**WHAT YOU HAVE TO DO**.
From the first line to the last, write out the material exactly.

**DATA FOR THIS EXERCISE**.
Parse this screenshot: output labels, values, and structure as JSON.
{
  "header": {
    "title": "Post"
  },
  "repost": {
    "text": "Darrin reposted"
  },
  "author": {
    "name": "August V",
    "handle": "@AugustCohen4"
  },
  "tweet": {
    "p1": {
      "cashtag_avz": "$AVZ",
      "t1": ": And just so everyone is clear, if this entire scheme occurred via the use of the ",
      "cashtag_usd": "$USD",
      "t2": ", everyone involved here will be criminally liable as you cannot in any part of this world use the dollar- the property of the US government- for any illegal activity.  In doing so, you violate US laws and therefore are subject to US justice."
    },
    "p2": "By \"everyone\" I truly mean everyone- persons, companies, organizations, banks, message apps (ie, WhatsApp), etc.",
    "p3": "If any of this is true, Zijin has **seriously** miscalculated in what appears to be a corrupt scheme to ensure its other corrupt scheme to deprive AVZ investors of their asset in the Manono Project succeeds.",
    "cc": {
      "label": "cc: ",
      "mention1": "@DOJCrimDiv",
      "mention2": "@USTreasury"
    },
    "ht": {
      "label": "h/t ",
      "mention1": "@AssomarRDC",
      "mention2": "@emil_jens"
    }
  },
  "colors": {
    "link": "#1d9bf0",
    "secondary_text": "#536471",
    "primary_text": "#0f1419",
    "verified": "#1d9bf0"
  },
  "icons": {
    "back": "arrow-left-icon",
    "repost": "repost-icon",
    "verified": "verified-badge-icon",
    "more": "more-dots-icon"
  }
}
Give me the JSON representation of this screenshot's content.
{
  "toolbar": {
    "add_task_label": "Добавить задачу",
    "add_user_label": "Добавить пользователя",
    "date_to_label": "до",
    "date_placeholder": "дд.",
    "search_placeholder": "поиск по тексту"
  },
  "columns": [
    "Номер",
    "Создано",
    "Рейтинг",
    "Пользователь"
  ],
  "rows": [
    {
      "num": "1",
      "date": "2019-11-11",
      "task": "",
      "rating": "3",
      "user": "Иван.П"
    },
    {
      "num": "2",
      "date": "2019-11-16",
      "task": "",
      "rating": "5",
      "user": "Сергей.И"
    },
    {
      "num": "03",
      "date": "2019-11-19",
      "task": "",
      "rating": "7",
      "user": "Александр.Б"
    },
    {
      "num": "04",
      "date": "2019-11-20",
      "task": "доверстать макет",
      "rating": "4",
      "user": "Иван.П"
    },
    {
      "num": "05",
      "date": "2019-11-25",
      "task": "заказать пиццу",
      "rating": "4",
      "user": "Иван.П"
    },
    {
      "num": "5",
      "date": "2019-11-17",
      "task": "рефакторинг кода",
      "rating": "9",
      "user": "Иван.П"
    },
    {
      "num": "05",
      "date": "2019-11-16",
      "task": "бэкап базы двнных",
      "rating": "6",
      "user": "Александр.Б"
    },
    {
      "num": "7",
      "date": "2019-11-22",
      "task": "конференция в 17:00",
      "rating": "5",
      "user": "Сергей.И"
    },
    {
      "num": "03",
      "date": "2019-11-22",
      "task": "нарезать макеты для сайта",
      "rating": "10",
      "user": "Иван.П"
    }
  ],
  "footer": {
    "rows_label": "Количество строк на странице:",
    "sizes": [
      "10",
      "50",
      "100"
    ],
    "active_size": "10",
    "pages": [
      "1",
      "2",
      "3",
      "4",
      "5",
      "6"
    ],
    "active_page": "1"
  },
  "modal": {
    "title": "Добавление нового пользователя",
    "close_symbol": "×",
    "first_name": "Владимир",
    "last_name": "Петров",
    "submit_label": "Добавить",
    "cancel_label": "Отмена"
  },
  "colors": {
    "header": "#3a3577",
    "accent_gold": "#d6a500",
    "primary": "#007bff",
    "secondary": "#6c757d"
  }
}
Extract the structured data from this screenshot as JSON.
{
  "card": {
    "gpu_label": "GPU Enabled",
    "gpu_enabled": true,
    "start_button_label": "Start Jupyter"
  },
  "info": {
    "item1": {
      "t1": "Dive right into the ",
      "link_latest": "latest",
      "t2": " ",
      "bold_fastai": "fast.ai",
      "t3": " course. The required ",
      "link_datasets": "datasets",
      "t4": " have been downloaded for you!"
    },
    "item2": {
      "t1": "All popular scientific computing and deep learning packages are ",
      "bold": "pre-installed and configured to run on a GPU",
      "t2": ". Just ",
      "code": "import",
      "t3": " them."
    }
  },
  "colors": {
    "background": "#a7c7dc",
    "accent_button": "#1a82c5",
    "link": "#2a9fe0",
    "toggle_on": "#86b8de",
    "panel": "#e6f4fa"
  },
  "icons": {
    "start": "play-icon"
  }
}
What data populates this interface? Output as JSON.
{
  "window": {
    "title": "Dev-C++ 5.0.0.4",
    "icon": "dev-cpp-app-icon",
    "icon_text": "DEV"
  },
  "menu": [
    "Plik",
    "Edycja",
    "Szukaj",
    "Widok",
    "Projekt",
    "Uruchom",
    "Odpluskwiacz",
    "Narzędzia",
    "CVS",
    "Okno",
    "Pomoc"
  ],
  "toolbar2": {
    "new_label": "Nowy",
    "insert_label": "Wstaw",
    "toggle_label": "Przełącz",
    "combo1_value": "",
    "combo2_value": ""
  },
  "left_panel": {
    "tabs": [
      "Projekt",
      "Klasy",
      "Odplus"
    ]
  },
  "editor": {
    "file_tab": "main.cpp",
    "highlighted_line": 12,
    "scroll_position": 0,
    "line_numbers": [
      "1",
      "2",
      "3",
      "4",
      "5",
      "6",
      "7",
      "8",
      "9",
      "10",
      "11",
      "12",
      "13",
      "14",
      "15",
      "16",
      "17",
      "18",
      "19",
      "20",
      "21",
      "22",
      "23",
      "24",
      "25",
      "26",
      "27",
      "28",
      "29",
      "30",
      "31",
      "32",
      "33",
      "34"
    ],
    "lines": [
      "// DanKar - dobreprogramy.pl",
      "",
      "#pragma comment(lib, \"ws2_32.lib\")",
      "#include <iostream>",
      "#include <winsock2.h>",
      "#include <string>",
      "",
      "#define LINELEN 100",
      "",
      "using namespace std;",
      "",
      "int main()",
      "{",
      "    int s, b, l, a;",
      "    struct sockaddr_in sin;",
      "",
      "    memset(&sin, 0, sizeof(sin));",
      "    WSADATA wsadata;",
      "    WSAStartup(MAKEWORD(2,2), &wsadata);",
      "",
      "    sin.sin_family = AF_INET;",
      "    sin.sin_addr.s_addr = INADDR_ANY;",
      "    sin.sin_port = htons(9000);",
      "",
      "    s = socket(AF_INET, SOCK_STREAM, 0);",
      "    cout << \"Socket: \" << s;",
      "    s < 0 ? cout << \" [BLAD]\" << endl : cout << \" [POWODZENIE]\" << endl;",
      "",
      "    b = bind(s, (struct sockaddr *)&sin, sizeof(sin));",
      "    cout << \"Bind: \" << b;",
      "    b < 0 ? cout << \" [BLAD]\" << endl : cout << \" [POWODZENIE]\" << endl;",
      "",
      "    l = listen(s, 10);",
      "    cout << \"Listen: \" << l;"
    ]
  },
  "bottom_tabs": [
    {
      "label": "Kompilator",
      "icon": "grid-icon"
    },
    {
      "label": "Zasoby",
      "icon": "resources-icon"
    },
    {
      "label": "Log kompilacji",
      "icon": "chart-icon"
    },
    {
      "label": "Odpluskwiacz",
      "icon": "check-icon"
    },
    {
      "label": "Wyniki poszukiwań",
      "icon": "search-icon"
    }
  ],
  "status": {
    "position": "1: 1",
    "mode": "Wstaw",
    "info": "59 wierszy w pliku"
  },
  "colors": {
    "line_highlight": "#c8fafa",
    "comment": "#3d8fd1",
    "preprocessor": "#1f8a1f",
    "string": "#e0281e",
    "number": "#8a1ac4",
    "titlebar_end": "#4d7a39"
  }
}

**COMPLETED EXERCISE**.
Parse this screenshot: output labels, values, and structure as JSON.
{
  "header": {
    "title": "Post"
  },
  "repost": {
    "text": "Darrin reposted"
  },
  "author": {
    "name": "August V",
    "handle": "@AugustCohen4"
  },
  "tweet": {
    "p1": {
      "cashtag_avz": "$AVZ",
      "t1": ": And just so everyone is clear, if this entire scheme occurred via the use of the ",
      "cashtag_usd": "$USD",
      "t2": ", everyone involved here will be criminally liable as you cannot in any part of this world use the dollar- the property of the US government- for any illegal activity.  In doing so, you violate US laws and therefore are subject to US justice."
    },
    "p2": "By \"everyone\" I truly mean everyone- persons, companies, organizations, banks, message apps (ie, WhatsApp), etc.",
    "p3": "If any of this is true, Zijin has **seriously** miscalculated in what appears to be a corrupt scheme to ensure its other corrupt scheme to deprive AVZ investors of their asset in the Manono Project succeeds.",
    "cc": {
      "label": "cc: ",
      "mention1": "@DOJCrimDiv",
      "mention2": "@USTreasury"
    },
    "ht": {
      "label": "h/t ",
      "mention1": "@AssomarRDC",
      "mention2": "@emil_jens"
    }
  },
  "colors": {
    "link": "#1d9bf0",
    "secondary_text": "#536471",
    "primary_text": "#0f1419",
    "verified": "#1d9bf0"
  },
  "icons": {
    "back": "arrow-left-icon",
    "repost": "repost-icon",
    "verified": "verified-badge-icon",
    "more": "more-dots-icon"
  }
}
Give me the JSON representation of this screenshot's content.
{
  "toolbar": {
    "add_task_label": "Добавить задачу",
    "add_user_label": "Добавить пользователя",
    "date_to_label": "до",
    "date_placeholder": "дд.",
    "search_placeholder": "поиск по тексту"
  },
  "columns": [
    "Номер",
    "Создано",
    "Рейтинг",
    "Пользователь"
  ],
  "rows": [
    {
      "num": "1",
      "date": "2019-11-11",
      "task": "",
      "rating": "3",
      "user": "Иван.П"
    },
    {
      "num": "2",
      "date": "2019-11-16",
      "task": "",
      "rating": "5",
      "user": "Сергей.И"
    },
    {
      "num": "03",
      "date": "2019-11-19",
      "task": "",
      "rating": "7",
      "user": "Александр.Б"
    },
    {
      "num": "04",
      "date": "2019-11-20",
      "task": "доверстать макет",
      "rating": "4",
      "user": "Иван.П"
    },
    {
      "num": "05",
      "date": "2019-11-25",
      "task": "заказать пиццу",
      "rating": "4",
      "user": "Иван.П"
    },
    {
      "num": "5",
      "date": "2019-11-17",
      "task": "рефакторинг кода",
      "rating": "9",
      "user": "Иван.П"
    },
    {
      "num": "05",
      "date": "2019-11-16",
      "task": "бэкап базы двнных",
      "rating": "6",
      "user": "Александр.Б"
    },
    {
      "num": "7",
      "date": "2019-11-22",
      "task": "конференция в 17:00",
      "rating": "5",
      "user": "Сергей.И"
    },
    {
      "num": "03",
      "date": "2019-11-22",
      "task": "нарезать макеты для сайта",
      "rating": "10",
      "user": "Иван.П"
    }
  ],
  "footer": {
    "rows_label": "Количество строк на странице:",
    "sizes": [
      "10",
      "50",
      "100"
    ],
    "active_size": "10",
    "pages": [
      "1",
      "2",
      "3",
      "4",
      "5",
      "6"
    ],
    "active_page": "1"
  },
  "modal": {
    "title": "Добавление нового пользователя",
    "close_symbol": "×",
    "first_name": "Владимир",
    "last_name": "Петров",
    "submit_label": "Добавить",
    "cancel_label": "Отмена"
  },
  "colors": {
    "header": "#3a3577",
    "accent_gold": "#d6a500",
    "primary": "#007bff",
    "secondary": "#6c757d"
  }
}
Extract the structured data from this screenshot as JSON.
{
  "card": {
    "gpu_label": "GPU Enabled",
    "gpu_enabled": true,
    "start_button_label": "Start Jupyter"
  },
  "info": {
    "item1": {
      "t1": "Dive right into the ",
      "link_latest": "latest",
      "t2": " ",
      "bold_fastai": "fast.ai",
      "t3": " course. The required ",
      "link_datasets": "datasets",
      "t4": " have been downloaded for you!"
    },
    "item2": {
      "t1": "All popular scientific computing and deep learning packages are ",
      "bold": "pre-installed and configured to run on a GPU",
      "t2": ". Just ",
      "code": "import",
      "t3": " them."
    }
  },
  "colors": {
    "background": "#a7c7dc",
    "accent_button": "#1a82c5",
    "link": "#2a9fe0",
    "toggle_on": "#86b8de",
    "panel": "#e6f4fa"
  },
  "icons": {
    "start": "play-icon"
  }
}
What data populates this interface? Output as JSON.
{
  "window": {
    "title": "Dev-C++ 5.0.0.4",
    "icon": "dev-cpp-app-icon",
    "icon_text": "DEV"
  },
  "menu": [
    "Plik",
    "Edycja",
    "Szukaj",
    "Widok",
    "Projekt",
    "Uruchom",
    "Odpluskwiacz",
    "Narzędzia",
    "CVS",
    "Okno",
    "Pomoc"
  ],
  "toolbar2": {
    "new_label": "Nowy",
    "insert_label": "Wstaw",
    "toggle_label": "Przełącz",
    "combo1_value": "",
    "combo2_value": ""
  },
  "left_panel": {
    "tabs": [
      "Projekt",
      "Klasy",
      "Odplus"
    ]
  },
  "editor": {
    "file_tab": "main.cpp",
    "highlighted_line": 12,
    "scroll_position": 0,
    "line_numbers": [
      "1",
      "2",
      "3",
      "4",
      "5",
      "6",
      "7",
      "8",
      "9",
      "10",
      "11",
      "12",
      "13",
      "14",
      "15",
      "16",
      "17",
      "18",
      "19",
      "20",
      "21",
      "22",
      "23",
      "24",
      "25",
      "26",
      "27",
      "28",
      "29",
      "30",
      "31",
      "32",
      "33",
      "34"
    ],
    "lines": [
      "// DanKar - dobreprogramy.pl",
      "",
      "#pragma comment(lib, \"ws2_32.lib\")",
      "#include <iostream>",
      "#include <winsock2.h>",
      "#include <string>",
      "",
      "#define LINELEN 100",
      "",
      "using namespace std;",
      "",
      "int main()",
      "{",
      "    int s, b, l, a;",
      "    struct sockaddr_in sin;",
      "",
      "    memset(&sin, 0, sizeof(sin));",
      "    WSADATA wsadata;",
      "    WSAStartup(MAKEWORD(2,2), &wsadata);",
      "",
      "    sin.sin_family = AF_INET;",
      "    sin.sin_addr.s_addr = INADDR_ANY;",
      "    sin.sin_port = htons(9000);",
      "",
      "    s = socket(AF_INET, SOCK_STREAM, 0);",
      "    cout << \"Socket: \" << s;",
      "    s < 0 ? cout << \" [BLAD]\" << endl : cout << \" [POWODZENIE]\" << endl;",
      "",
      "    b = bind(s, (struct sockaddr *)&sin, sizeof(sin));",
      "    cout << \"Bind: \" << b;",
      "    b < 0 ? cout << \" [BLAD]\" << endl : cout << \" [POWODZENIE]\" << endl;",
      "",
      "    l = listen(s, 10);",
      "    cout << \"Listen: \" << l;"
    ]
  },
  "bottom_tabs": [
    {
      "label": "Kompilator",
      "icon": "grid-icon"
    },
    {
      "label": "Zasoby",
      "icon": "resources-icon"
    },
    {
      "label": "Log kompilacji",
      "icon": "chart-icon"
    },
    {
      "label": "Odpluskwiacz",
      "icon": "check-icon"
    },
    {
      "label": "Wyniki poszukiwań",
      "icon": "search-icon"
    }
  ],
  "status": {
    "position": "1: 1",
    "mode": "Wstaw",
    "info": "59 wierszy w pliku"
  },
  "colors": {
    "line_highlight": "#c8fafa",
    "comment": "#3d8fd1",
    "preprocessor": "#1f8a1f",
    "string": "#e0281e",
    "number": "#8a1ac4",
    "titlebar_end": "#4d7a39"
  }
}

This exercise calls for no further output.